May consumer sentiment reached a level not seen since July 2007, which could lead to an increased need for retail inventory financing in the near future. 

The Thomson Reuters/University of Michigan final index of consumer sentiment jumped from 76.4 in April to a mark of 84.5. This was higher than expected, as the preliminary reading came in at 83.7 earlier in May. 

Two of the biggest factors boosting confidence among consumers were higher real estate values and stock prices, which lead to an increase in personal wealth across the country. 

Rising consumer sentiment is just another sign that the economy has improved. During the recession, the index averaged 64.2. However, there is still room for improvement before reaching pre-recession levels, as the index averaged 89 in the five years before the financial crisis. 

"Housing is improving, house prices are rising, gasoline prices have been a support for much of this year to confidence, and we have stock prices that have climbed – I think all of that is helping to lift consumer sentiment," Ryan Sweet, senior economist at Moody's Analytics, told Bloomberg. "If consumers remain relatively upbeat about the economy's prospects, they're unlikely to pull back on spending."

Consumers felt much better about their personal finances in May as well, as the survey's current conditions indexed reached 98 – the highest reading since August 2007. Meanwhile, the expectations index, which measures how consumers feel about the next six months, rose from 67.8 in April to 75.8. 

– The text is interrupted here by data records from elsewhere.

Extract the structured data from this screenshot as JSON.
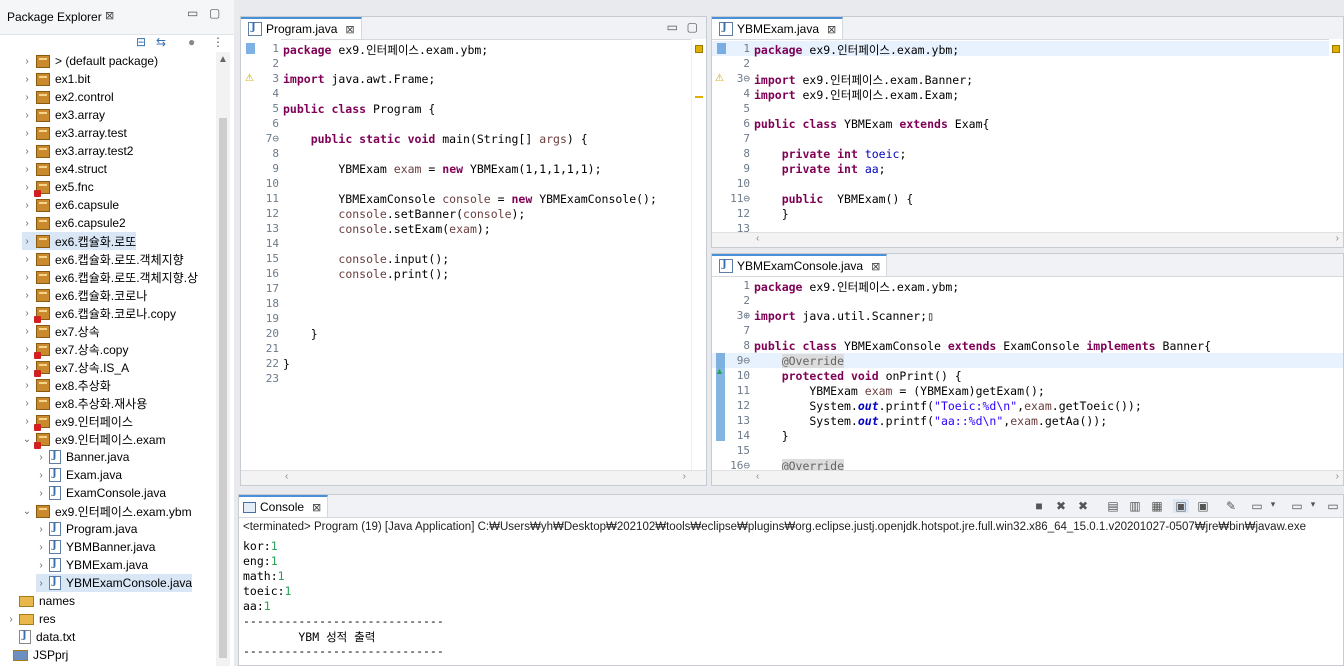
{
  "package_explorer": {
    "title": "Package Explorer",
    "items": [
      {
        "label": "> (default package)",
        "kind": "pkg",
        "depth": 1,
        "chev": ">",
        "error": false
      },
      {
        "label": "ex1.bit",
        "kind": "pkg",
        "depth": 1,
        "chev": ">",
        "error": false
      },
      {
        "label": "ex2.control",
        "kind": "pkg",
        "depth": 1,
        "chev": ">",
        "error": false
      },
      {
        "label": "ex3.array",
        "kind": "pkg",
        "depth": 1,
        "chev": ">",
        "error": false
      },
      {
        "label": "ex3.array.test",
        "kind": "pkg",
        "depth": 1,
        "chev": ">",
        "error": false
      },
      {
        "label": "ex3.array.test2",
        "kind": "pkg",
        "depth": 1,
        "chev": ">",
        "error": false
      },
      {
        "label": "ex4.struct",
        "kind": "pkg",
        "depth": 1,
        "chev": ">",
        "error": false
      },
      {
        "label": "ex5.fnc",
        "kind": "pkg",
        "depth": 1,
        "chev": ">",
        "error": true
      },
      {
        "label": "ex6.capsule",
        "kind": "pkg",
        "depth": 1,
        "chev": ">",
        "error": false
      },
      {
        "label": "ex6.capsule2",
        "kind": "pkg",
        "depth": 1,
        "chev": ">",
        "error": false
      },
      {
        "label": "ex6.캡슐화.로또",
        "kind": "pkg",
        "depth": 1,
        "chev": ">",
        "error": false,
        "selected": true
      },
      {
        "label": "ex6.캡슐화.로또.객체지향",
        "kind": "pkg",
        "depth": 1,
        "chev": ">",
        "error": false
      },
      {
        "label": "ex6.캡슐화.로또.객체지향.상",
        "kind": "pkg",
        "depth": 1,
        "chev": ">",
        "error": false
      },
      {
        "label": "ex6.캡슐화.코로나",
        "kind": "pkg",
        "depth": 1,
        "chev": ">",
        "error": false
      },
      {
        "label": "ex6.캡슐화.코로나.copy",
        "kind": "pkg",
        "depth": 1,
        "chev": ">",
        "error": true
      },
      {
        "label": "ex7.상속",
        "kind": "pkg",
        "depth": 1,
        "chev": ">",
        "error": false
      },
      {
        "label": "ex7.상속.copy",
        "kind": "pkg",
        "depth": 1,
        "chev": ">",
        "error": true
      },
      {
        "label": "ex7.상속.IS_A",
        "kind": "pkg",
        "depth": 1,
        "chev": ">",
        "error": true
      },
      {
        "label": "ex8.추상화",
        "kind": "pkg",
        "depth": 1,
        "chev": ">",
        "error": false
      },
      {
        "label": "ex8.추상화.재사용",
        "kind": "pkg",
        "depth": 1,
        "chev": ">",
        "error": false
      },
      {
        "label": "ex9.인터페이스",
        "kind": "pkg",
        "depth": 1,
        "chev": ">",
        "error": true
      },
      {
        "label": "ex9.인터페이스.exam",
        "kind": "pkg",
        "depth": 1,
        "chev": "v",
        "error": true
      },
      {
        "label": "Banner.java",
        "kind": "java",
        "depth": 2,
        "chev": ">",
        "error": false
      },
      {
        "label": "Exam.java",
        "kind": "java",
        "depth": 2,
        "chev": ">",
        "error": false
      },
      {
        "label": "ExamConsole.java",
        "kind": "java",
        "depth": 2,
        "chev": ">",
        "error": false
      },
      {
        "label": "ex9.인터페이스.exam.ybm",
        "kind": "pkg",
        "depth": 1,
        "chev": "v",
        "error": false
      },
      {
        "label": "Program.java",
        "kind": "java",
        "depth": 2,
        "chev": ">",
        "error": false
      },
      {
        "label": "YBMBanner.java",
        "kind": "java",
        "depth": 2,
        "chev": ">",
        "error": false
      },
      {
        "label": "YBMExam.java",
        "kind": "java",
        "depth": 2,
        "chev": ">",
        "error": false
      },
      {
        "label": "YBMExamConsole.java",
        "kind": "java",
        "depth": 2,
        "chev": ">",
        "error": false,
        "selected": true
      },
      {
        "label": "names",
        "kind": "folder",
        "depth": 0,
        "chev": "",
        "error": false
      },
      {
        "label": "res",
        "kind": "folder",
        "depth": 0,
        "chev": ">",
        "error": false
      },
      {
        "label": "data.txt",
        "kind": "file",
        "depth": 0,
        "chev": "",
        "error": false
      },
      {
        "label": "JSPprj",
        "kind": "project",
        "depth": -1,
        "chev": "",
        "error": false
      }
    ]
  },
  "editors": {
    "program": {
      "tab_label": "Program.java",
      "lines": [
        {
          "n": "1",
          "h": "<span class=\"kw\">package</span> ex9.인터페이스.exam.ybm;"
        },
        {
          "n": "2",
          "h": ""
        },
        {
          "n": "3",
          "h": "<span class=\"kw\">import</span> java.awt.Frame;"
        },
        {
          "n": "4",
          "h": ""
        },
        {
          "n": "5",
          "h": "<span class=\"kw\">public class</span> Program {"
        },
        {
          "n": "6",
          "h": ""
        },
        {
          "n": "7⊖",
          "h": "    <span class=\"kw\">public static void</span> main(String[] <span class=\"var\">args</span>) {"
        },
        {
          "n": "8",
          "h": ""
        },
        {
          "n": "9",
          "h": "        YBMExam <span class=\"var\">exam</span> = <span class=\"kw\">new</span> YBMExam(1,1,1,1,1);"
        },
        {
          "n": "10",
          "h": ""
        },
        {
          "n": "11",
          "h": "        YBMExamConsole <span class=\"var\">console</span> = <span class=\"kw\">new</span> YBMExamConsole();"
        },
        {
          "n": "12",
          "h": "        <span class=\"var\">console</span>.setBanner(<span class=\"var\">console</span>);"
        },
        {
          "n": "13",
          "h": "        <span class=\"var\">console</span>.setExam(<span class=\"var\">exam</span>);"
        },
        {
          "n": "14",
          "h": ""
        },
        {
          "n": "15",
          "h": "        <span class=\"var\">console</span>.input();"
        },
        {
          "n": "16",
          "h": "        <span class=\"var\">console</span>.print();"
        },
        {
          "n": "17",
          "h": ""
        },
        {
          "n": "18",
          "h": ""
        },
        {
          "n": "19",
          "h": ""
        },
        {
          "n": "20",
          "h": "    }"
        },
        {
          "n": "21",
          "h": ""
        },
        {
          "n": "22",
          "h": "}"
        },
        {
          "n": "23",
          "h": ""
        }
      ]
    },
    "ybmexam": {
      "tab_label": "YBMExam.java",
      "lines": [
        {
          "n": "1",
          "h": "<span class=\"kw\">package</span> ex9.인터페이스.exam.ybm;"
        },
        {
          "n": "2",
          "h": ""
        },
        {
          "n": "3⊖",
          "h": "<span class=\"kw\">import</span> ex9.인터페이스.exam.Banner;"
        },
        {
          "n": "4",
          "h": "<span class=\"kw\">import</span> ex9.인터페이스.exam.Exam;"
        },
        {
          "n": "5",
          "h": ""
        },
        {
          "n": "6",
          "h": "<span class=\"kw\">public class</span> YBMExam <span class=\"kw\">extends</span> Exam{"
        },
        {
          "n": "7",
          "h": ""
        },
        {
          "n": "8",
          "h": "    <span class=\"kw\">private int</span> <span class=\"fld\">toeic</span>;"
        },
        {
          "n": "9",
          "h": "    <span class=\"kw\">private int</span> <span class=\"fld\">aa</span>;"
        },
        {
          "n": "10",
          "h": ""
        },
        {
          "n": "11⊖",
          "h": "    <span class=\"kw\">public</span>  YBMExam() {"
        },
        {
          "n": "12",
          "h": "    }"
        },
        {
          "n": "13",
          "h": ""
        }
      ]
    },
    "ybmexamconsole": {
      "tab_label": "YBMExamConsole.java",
      "lines": [
        {
          "n": "1",
          "h": "<span class=\"kw\">package</span> ex9.인터페이스.exam.ybm;"
        },
        {
          "n": "2",
          "h": ""
        },
        {
          "n": "3⊕",
          "h": "<span class=\"kw\">import</span> java.util.Scanner;▯"
        },
        {
          "n": "7",
          "h": ""
        },
        {
          "n": "8",
          "h": "<span class=\"kw\">public class</span> YBMExamConsole <span class=\"kw\">extends</span> ExamConsole <span class=\"kw\">implements</span> Banner{"
        },
        {
          "n": "9⊖",
          "h": "    <span class=\"ann\">@Override</span>"
        },
        {
          "n": "10",
          "h": "    <span class=\"kw\">protected void</span> onPrint() {"
        },
        {
          "n": "11",
          "h": "        YBMExam <span class=\"var\">exam</span> = (YBMExam)getExam();"
        },
        {
          "n": "12",
          "h": "        System.<span class=\"stat\">out</span>.printf(<span class=\"str\">\"Toeic:%d\\n\"</span>,<span class=\"var\">exam</span>.getToeic());"
        },
        {
          "n": "13",
          "h": "        System.<span class=\"stat\">out</span>.printf(<span class=\"str\">\"aa::%d\\n\"</span>,<span class=\"var\">exam</span>.getAa());"
        },
        {
          "n": "14",
          "h": "    }"
        },
        {
          "n": "15",
          "h": ""
        },
        {
          "n": "16⊖",
          "h": "    <span class=\"ann\">@Override</span>"
        }
      ]
    }
  },
  "console": {
    "tab_label": "Console",
    "status_line": "<terminated> Program (19) [Java Application] C:₩Users₩yh₩Desktop₩202102₩tools₩eclipse₩plugins₩org.eclipse.justj.openjdk.hotspot.jre.full.win32.x86_64_15.0.1.v20201027-0507₩jre₩bin₩javaw.exe",
    "output": [
      {
        "label": "kor:",
        "value": "1"
      },
      {
        "label": "eng:",
        "value": "1"
      },
      {
        "label": "math:",
        "value": "1"
      },
      {
        "label": "toeic:",
        "value": "1"
      },
      {
        "label": "aa:",
        "value": "1"
      }
    ],
    "divider": "-----------------------------",
    "banner": "        YBM 성적 출력",
    "divider2": "-----------------------------"
  }
}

Consumer spending falls in April
The hike in confidence in May is a welcome sign, as consumer spending unexpectedly dipped in April. 

According to the U.S. Department of Commerce, spending fell 0.2 percent to the lowest reading since May 2013. This was the first time in almost a year that consumer spending declined. Spending was held back by poor demand for utilities and a drop in gasoline prices. 

"Consumer spending is on a very modest track because income is not growing very much," Kevin Logan, chief U.S. economist at HSBC Securities, told Reuters. "Wage gain is very low even though job growth has picked up."

Another factor that held back consumer spending was the $5.6 billion decrease in personal income seen in April. 

Despite the decline in consumer spending, the boost to confidence could lead to more retailers needing to use inventory financing in the near future. 

Should May's high sentiment level lead to increased consumer spending, small- to medium-sized retailers in the U.S. could see additional business in the coming months. 

As sales pick up, retailers will likely have a need to replenish inventory. However, smaller companies can often struggle to do this on their own dime, and limited available capital can make it difficult to obtain a loan from a bank. 

Luckily, retail inventory financing is an available option. This type of asset-based lending allows small- to medium-sized companies to use current product as collateral to obtain a revolving line of credit, which, in turn, can be used to purchase additional inventory.